CDDAE confirms the slow initial DAE. Nearly the entire first track on our test CD-DA extracts in the 9X range. Only towards the end of this track does the drive spin up to top speeds. Once this occurs the drive extracts at speeds comparable to other 40X audio extractors. In the end, it takes 2:37 to extract the test CD in its entirety. This is 22 seconds slower than the PX-W2410TA. CDDAE99 reports no errors in extraction quality, nor does it show the LTR-24102B slowing down at all with scratched media.

CD-DA Error Correction

Digital Recordings' CD-CHECK tests each drive's error correction abilities with audio CDs. CD-CHECK is a reference disc with five levels of error gap sizes, each isolated to its own track. Error size and other details may be viewed by clicking here.

A continuous 20-second tone plays in each track. The larger the error gap, the more difficult it is for the drive's error correction to mask the error without an audible pop or click occurring during playback of the tone.

All tested drives play each track five times with each successful playback (no audible pops or clicks) noted. A result of 5/5 indicates that no pops or clicks were heard in 5 out of 5 playbacks of a particular track. A result of 0/5 indicates pops or clicks occurred during all 5 playbacks of a particular track. Digital Recordings indicates the following interpretation of results:

  • Level-1 Pass: Player meets minimum requirements
  • Level-2 Pass: Average error correction
  • Level-3 Pass: Good error correction
  • Level-4 Pass: Very good error correction
  • Level-5 Pass: Excellent error correction
CD-Check Performance
Error Level 1 2 3 4 5
Plextor PX-W1610TA 5/5 5/5 5/5 5/5 0/5
Teac CD-W516EB 5/5 5/5 5/5 5/5 0/5
Lite-On LTR-24102B 5/5 5/5 5/5 5/5 0/5
Ricoh MP7200A 5/5 5/5 0/5 0/5 0/5
Yamaha CRW2200E 5/5 0/5 0/5 0/5 0/5
Samsung SW-216B 5/5 0/5 0/5 0/5 0/5

The Lite-On delivers impressive error correction abilities! In the CD-CHECK test it ties the PX-W2410TA and CD-W516EB for top honors. This is also an improvement over Lite-On's previous burner, the LTR-16101B and assures consumers of a noise-free listening experience when playing CDs on the drive.

CD-R Media Compatibility and Performance

[an error occurred while processing the directive]

Low-level performance measurements on duplicates of the pressed test CD assess a drive's ability to read from a variety of CD-R and -RW media.

Lite-On's latest burner reads CD-R media at 40X CAV speeds. Our measurements indicate 6040 KB/sec at the outer edge, with 89 ms access times.
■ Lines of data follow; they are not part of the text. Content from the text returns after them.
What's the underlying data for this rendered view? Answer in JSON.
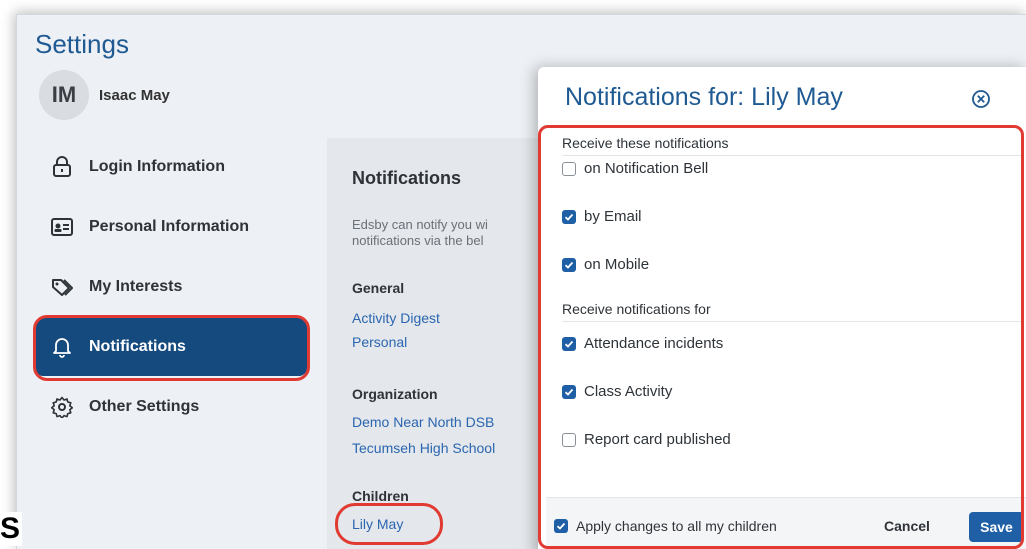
{
  "settings": {
    "title": "Settings",
    "user": {
      "initials": "IM",
      "name": "Isaac May"
    }
  },
  "sidebar": {
    "items": [
      {
        "label": "Login Information",
        "icon": "lock-icon",
        "active": false
      },
      {
        "label": "Personal Information",
        "icon": "id-card-icon",
        "active": false
      },
      {
        "label": "My Interests",
        "icon": "tag-icon",
        "active": false
      },
      {
        "label": "Notifications",
        "icon": "bell-icon",
        "active": true
      },
      {
        "label": "Other Settings",
        "icon": "gear-icon",
        "active": false
      }
    ]
  },
  "notifications_panel": {
    "title": "Notifications",
    "description_line1": "Edsby can notify you wi",
    "description_line2": "notifications via the bel",
    "general": {
      "title": "General",
      "links": [
        "Activity Digest",
        "Personal"
      ]
    },
    "organization": {
      "title": "Organization",
      "links": [
        "Demo Near North DSB",
        "Tecumseh High School"
      ]
    },
    "children": {
      "title": "Children",
      "links": [
        "Lily May"
      ]
    }
  },
  "modal": {
    "title": "Notifications for: Lily May",
    "receive_these_title": "Receive these notifications",
    "channels": [
      {
        "label": "on Notification Bell",
        "checked": false
      },
      {
        "label": "by Email",
        "checked": true
      },
      {
        "label": "on Mobile",
        "checked": true
      }
    ],
    "receive_for_title": "Receive notifications for",
    "types": [
      {
        "label": "Attendance incidents",
        "checked": true
      },
      {
        "label": "Class Activity",
        "checked": true
      },
      {
        "label": "Report card published",
        "checked": false
      }
    ],
    "apply_all": {
      "label": "Apply changes to all my children",
      "checked": true
    },
    "cancel_label": "Cancel",
    "save_label": "Save"
  },
  "stray_text": "S",
  "colors": {
    "accent": "#1f5a93",
    "nav_active": "#154a7e",
    "link": "#2a66b0",
    "annotation": "#e13a32"
  }
}
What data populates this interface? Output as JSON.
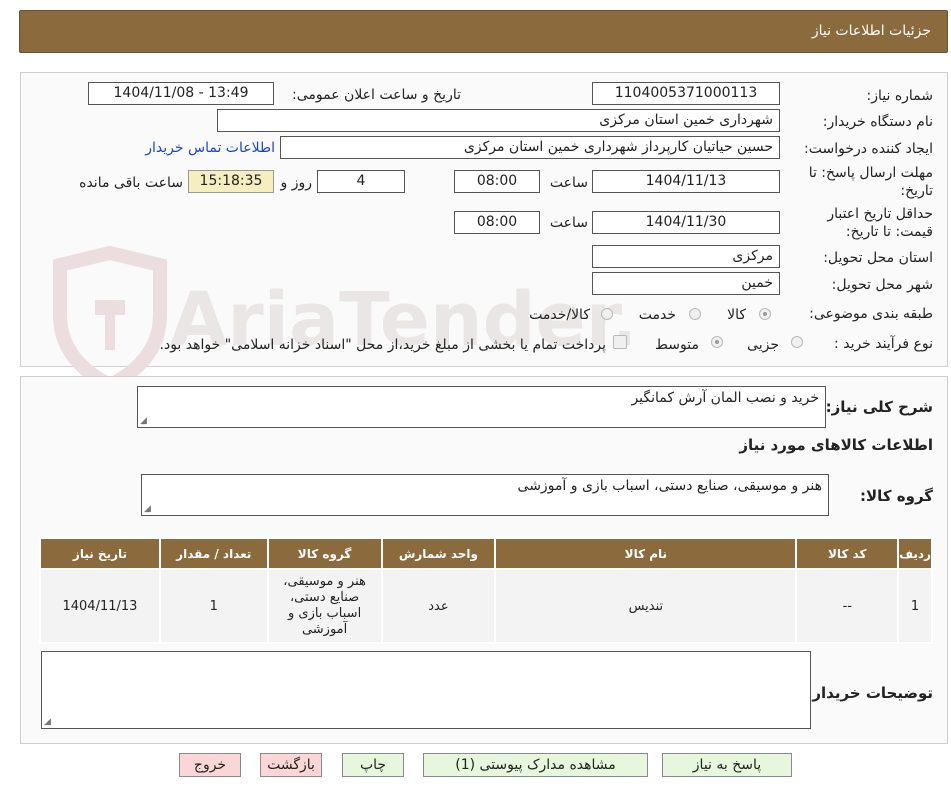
{
  "header": {
    "title": "جزئیات اطلاعات نیاز"
  },
  "form": {
    "need_number_label": "شماره نیاز:",
    "need_number": "1104005371000113",
    "announce_label": "تاریخ و ساعت اعلان عمومی:",
    "announce_value": "1404/11/08 - 13:49",
    "buyer_org_label": "نام دستگاه خریدار:",
    "buyer_org": "شهرداری خمین استان مرکزی",
    "creator_label": "ایجاد کننده درخواست:",
    "creator": "حسین حیاتیان کارپرداز شهرداری خمین استان مرکزی",
    "contact_link": "اطلاعات تماس خریدار",
    "deadline_label_1": "مهلت ارسال پاسخ: تا",
    "deadline_label_2": "تاریخ:",
    "deadline_date": "1404/11/13",
    "time_label": "ساعت",
    "deadline_time": "08:00",
    "days_value": "4",
    "days_label": "روز و",
    "remaining_time": "15:18:35",
    "remaining_label": "ساعت باقی مانده",
    "validity_label_1": "حداقل تاریخ اعتبار",
    "validity_label_2": "قیمت: تا تاریخ:",
    "validity_date": "1404/11/30",
    "validity_time": "08:00",
    "province_label": "استان محل تحویل:",
    "province": "مرکزی",
    "city_label": "شهر محل تحویل:",
    "city": "خمین",
    "category_label": "طبقه بندی موضوعی:",
    "category_options": [
      "کالا",
      "خدمت",
      "کالا/خدمت"
    ],
    "process_label": "نوع فرآیند خرید :",
    "process_options": [
      "جزیی",
      "متوسط"
    ],
    "payment_note": "پرداخت تمام یا بخشی از مبلغ خرید،از محل \"اسناد خزانه اسلامی\" خواهد بود."
  },
  "summary": {
    "label": "شرح کلی نیاز:",
    "value": "خرید و نصب المان آرش کمانگیر",
    "goods_info_title": "اطلاعات کالاهای مورد نیاز",
    "group_label": "گروه کالا:",
    "group_value": "هنر و موسیقی، صنایع دستی، اسباب بازی و آموزشی"
  },
  "table": {
    "headers": [
      "ردیف",
      "کد کالا",
      "نام کالا",
      "واحد شمارش",
      "گروه کالا",
      "تعداد / مقدار",
      "تاریخ نیاز"
    ],
    "rows": [
      {
        "row": "1",
        "code": "--",
        "name": "تندیس",
        "unit": "عدد",
        "group": "هنر و موسیقی، صنایع دستی، اسباب بازی و آموزشی",
        "qty": "1",
        "date": "1404/11/13"
      }
    ]
  },
  "notes": {
    "label": "توضیحات خریدار:",
    "value": ""
  },
  "buttons": {
    "reply": "پاسخ به نیاز",
    "attachments": "مشاهده مدارک پیوستی (1)",
    "print": "چاپ",
    "back": "بازگشت",
    "exit": "خروج"
  },
  "watermark": {
    "text": "AriaTender.neT",
    "color": "#e9e4e4"
  }
}
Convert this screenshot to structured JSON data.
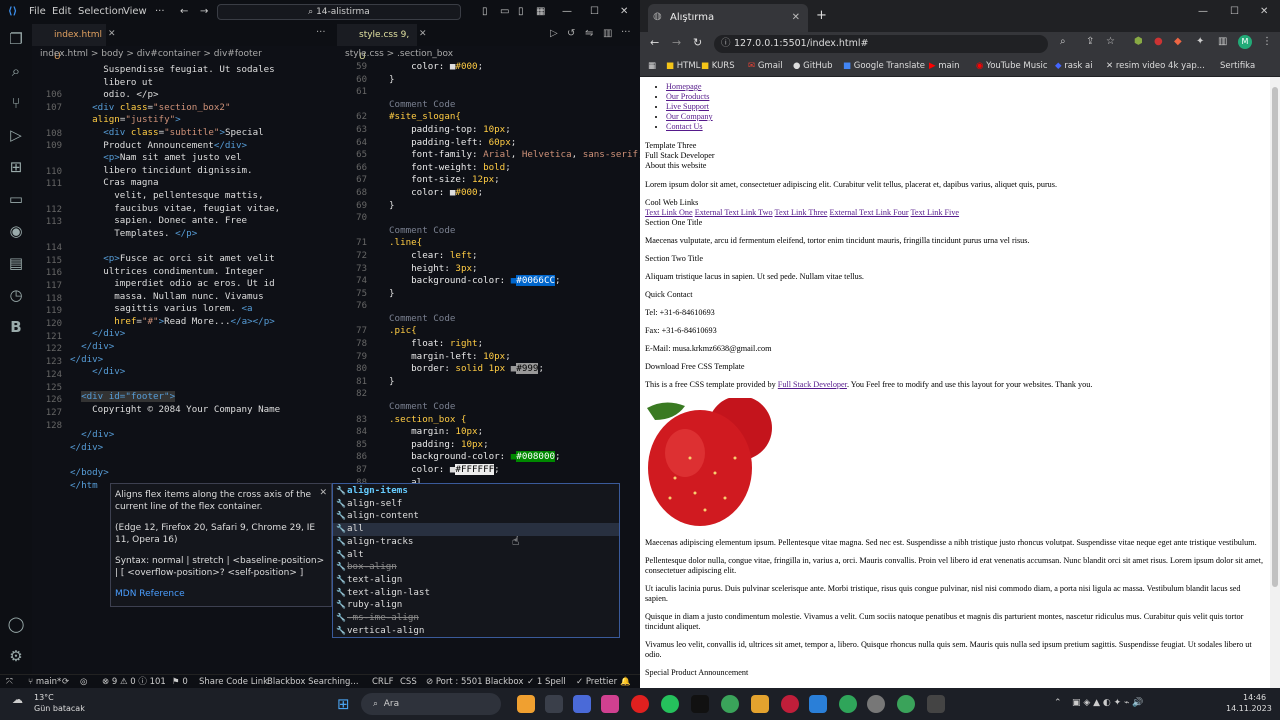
{
  "vscode": {
    "menu": [
      "File",
      "Edit",
      "Selection",
      "View"
    ],
    "search": "14-alistirma",
    "left_tab": "index.html U",
    "right_tab": "style.css 9, U",
    "left_crumb": "index.html > body > div#container > div#footer",
    "right_crumb": "style.css > .section_box",
    "left_gutter": [
      "",
      "",
      "106",
      "107",
      "",
      "108",
      "109",
      "",
      "110",
      "111",
      "",
      "112",
      "113",
      "",
      "114",
      "115",
      "116",
      "117",
      "118",
      "119",
      "120",
      "121",
      "122",
      "123",
      "124",
      "125",
      "126",
      "127",
      "128"
    ],
    "right_gutter": [
      "59",
      "60",
      "61",
      "",
      "62",
      "63",
      "64",
      "65",
      "66",
      "67",
      "68",
      "69",
      "70",
      "",
      "71",
      "72",
      "73",
      "74",
      "75",
      "76",
      "",
      "77",
      "78",
      "79",
      "80",
      "81",
      "82",
      "",
      "83",
      "84",
      "85",
      "86",
      "87",
      "88"
    ],
    "status": {
      "branch": "main*",
      "errors": "9",
      "warnings": "0",
      "info": "101",
      "ports": "0",
      "share": "Share Code Link",
      "blackbox": "Blackbox Searching...",
      "crlf": "CRLF",
      "lang": "CSS",
      "port": "Port : 5501",
      "bb": "Blackbox",
      "spell": "1 Spell",
      "prettier": "Prettier"
    }
  },
  "hover": {
    "desc": "Aligns flex items along the cross axis of the current line of the flex container.",
    "compat": "(Edge 12, Firefox 20, Safari 9, Chrome 29, IE 11, Opera 16)",
    "syntax": "Syntax: normal | stretch | <baseline-position> | [ <overflow-position>? <self-position> ]",
    "link": "MDN Reference"
  },
  "suggestions": [
    "align-items",
    "align-self",
    "align-content",
    "all",
    "align-tracks",
    "alt",
    "box-align",
    "text-align",
    "text-align-last",
    "ruby-align",
    "-ms-ime-align",
    "vertical-align"
  ],
  "browser": {
    "tab_title": "Alıştırma",
    "url": "127.0.0.1:5501/index.html#",
    "bookmarks": [
      "HTML",
      "KURS",
      "Gmail",
      "GitHub",
      "Google Translate",
      "main",
      "YouTube Music",
      "rask ai",
      "resim video 4k yap...",
      "Sertifika"
    ],
    "nav": [
      "Homepage",
      "Our Products",
      "Live Support",
      "Our Company",
      "Contact Us"
    ],
    "template": "Template Three",
    "fullstack": "Full Stack Developer",
    "about": "About this website",
    "lorem1": "Lorem ipsum dolor sit amet, consectetuer adipiscing elit. Curabitur velit tellus, placerat et, dapibus varius, aliquet quis, purus.",
    "cool": "Cool Web Links",
    "links": [
      "Text Link One",
      "External Text Link Two",
      "Text Link Three",
      "External Text Link Four",
      "Text Link Five"
    ],
    "sec1": "Section One Title",
    "sec1_text": "Maecenas vulputate, arcu id fermentum eleifend, tortor enim tincidunt mauris, fringilla tincidunt purus urna vel risus.",
    "sec2": "Section Two Title",
    "sec2_text": "Aliquam tristique lacus in sapien. Ut sed pede. Nullam vitae tellus.",
    "quick": "Quick Contact",
    "tel": "Tel: +31-6-84610693",
    "fax": "Fax: +31-6-84610693",
    "email": "E-Mail: musa.krkmz6638@gmail.com",
    "download": "Download Free CSS Template",
    "free_a": "This is a free CSS template provided by ",
    "free_link": "Full Stack Developer",
    "free_b": ". You Feel free to modify and use this layout for your websites. Thank you.",
    "p1": "Maecenas adipiscing elementum ipsum. Pellentesque vitae magna. Sed nec est. Suspendisse a nibh tristique justo rhoncus volutpat. Suspendisse vitae neque eget ante tristique vestibulum.",
    "p2": "Pellentesque dolor nulla, congue vitae, fringilla in, varius a, orci. Mauris convallis. Proin vel libero id erat venenatis accumsan. Nunc blandit orci sit amet risus. Lorem ipsum dolor sit amet, consectetuer adipiscing elit.",
    "p3": "Ut iaculis lacinia purus. Duis pulvinar scelerisque ante. Morbi tristique, risus quis congue pulvinar, nisl nisi commodo diam, a porta nisi ligula ac massa. Vestibulum blandit lacus sed sapien.",
    "p4": "Quisque in diam a justo condimentum molestie. Vivamus a velit. Cum sociis natoque penatibus et magnis dis parturient montes, nascetur ridiculus mus. Curabitur quis velit quis tortor tincidunt aliquet.",
    "p5": "Vivamus leo velit, convallis id, ultrices sit amet, tempor a, libero. Quisque rhoncus nulla quis sem. Mauris quis nulla sed ipsum pretium sagittis. Suspendisse feugiat. Ut sodales libero ut odio.",
    "special": "Special Product Announcement"
  },
  "taskbar": {
    "weather_temp": "13°C",
    "weather_text": "Gün batacak",
    "search": "Ara",
    "time": "14:46",
    "date": "14.11.2023"
  }
}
The transfer rate results virtually equal the best of the competition while access time measures are second only to the Teac CD-W516EB.

CD-RW Media Compatibility and Performance

[an error occurred while processing the directive]

With CD-RW media, the LTR-24102B locks in with a transfer rate of 2460 KB/sec, or 16X. This is one area we focused on with the various firmware revisions, but performance did not change between the revisions. Because transfer rates are constant, spindle speeds vary when reading from different areas on a disc. As a result, one may experience delays when accessing random locations because the spindle motor may have to ramp up or down drastically, depending on the situation. For example, when reading CD-RW media the LTR-24102B spins at about 8000 RPM at the innermost tracks, while falling to below 4000 toward the outer edge of a disc. Many years ago when CD readers used this read method (called CLV, or Constant Linear Velocity), such random access pitfalls (as well as the added strain to the spindle motor) are what prompted manufacturers to switch to the CAV (Constant Angular Velocity) method that this drive uses with pressed CDs and CD-R media. All other burners in our comparison use CAV to read CD-RW media. Not surprisingly, access times fall to 109 ms here.

 Write/ReWrite Performance Results...


HOME | ARTICLES | LEADERBOARD | PERFORMANCE DATABASE | REFERENCE GUIDE
COMMUNITY | RELIABILITY SURVEY | SUPPORT SR! | ABOUT SR |

Copyright © 1998-2005 StorageReview.com, Inc. All rights reserved.
Write: Webmaster